It’ll be interesting to see how the competition structure evolves from where it is today with AU and Aotearoa leading into the trans-Tasman phase and it is crucial that the two new franchises don’t end up like the Sunwolves. But there is a lot to be excited about and speaking selfishly, the lack of SANZAAR being in charge is a very positive sign it will succeed.

Who will Dave Rennie ask to the dance?
This isn’t really a Super Rugby talking point but it’s impossible to ignore for Aussie and Kiwi rugby fans. Dave Rennie is going to announce a 40-man training squad on Sunday 28th March and it will be interesting to see who makes it and who misses out.

Dave Rennie

(Andrew Phan/supplied by Rugby Australia)

There are some key battle areas and we might get an early indication of what Rennie is thinking about for France, who are due to head over in July.

We’ll likely see a number of playmakers selected in this larger group including James O’Connor, Matt To’omua and Noah Lolesio but will youngster Will Harrison get a look in for some development opportunity? He’s had a tough opening few rounds but is a talent for the future that Rennie might want to see with a decent pack in front of him.

There’s lots of discussion about who will be the bolters with plenty of fans and pundits predicting we’ll see some new talent getting a shot, including the likes of Seru Uru.

It’ll also be interesting to see who doesn’t make the squad.
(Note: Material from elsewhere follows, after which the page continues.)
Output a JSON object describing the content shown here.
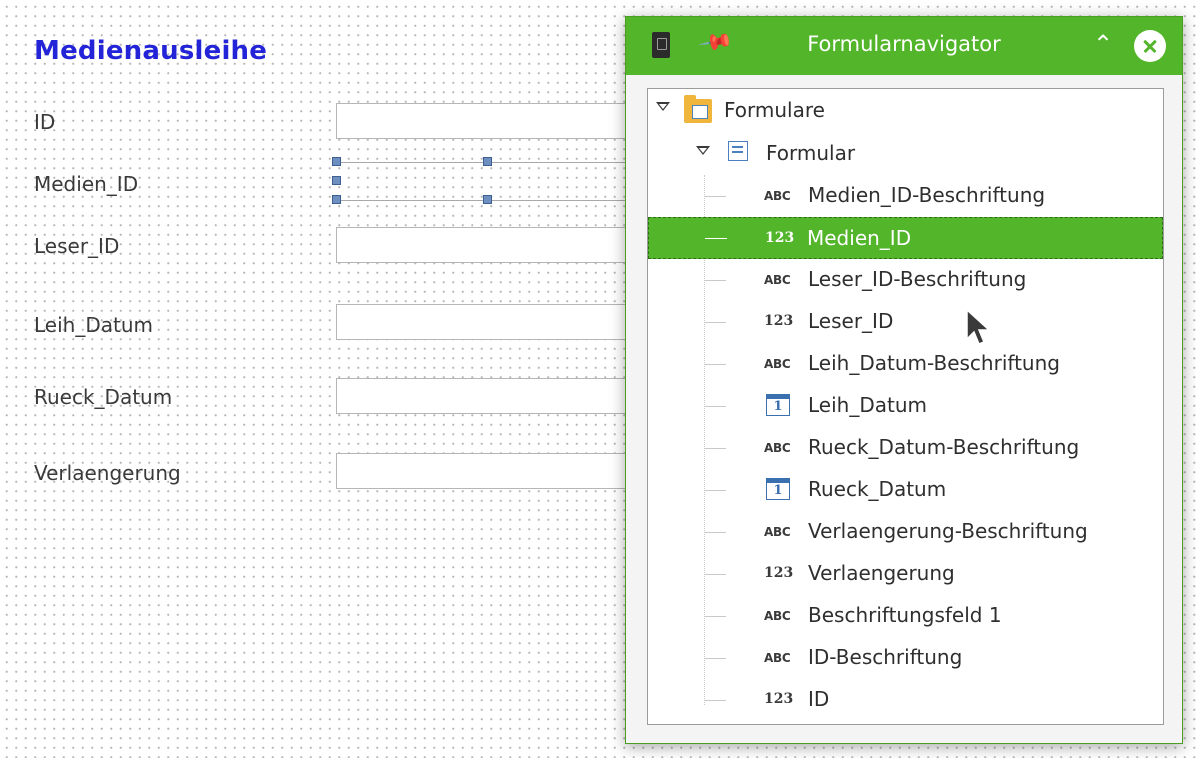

It isn’t the final tour squad by any means but you’d be hard-pressed to miss out on this first 40-man group and then play against France unless there are some serious injuries.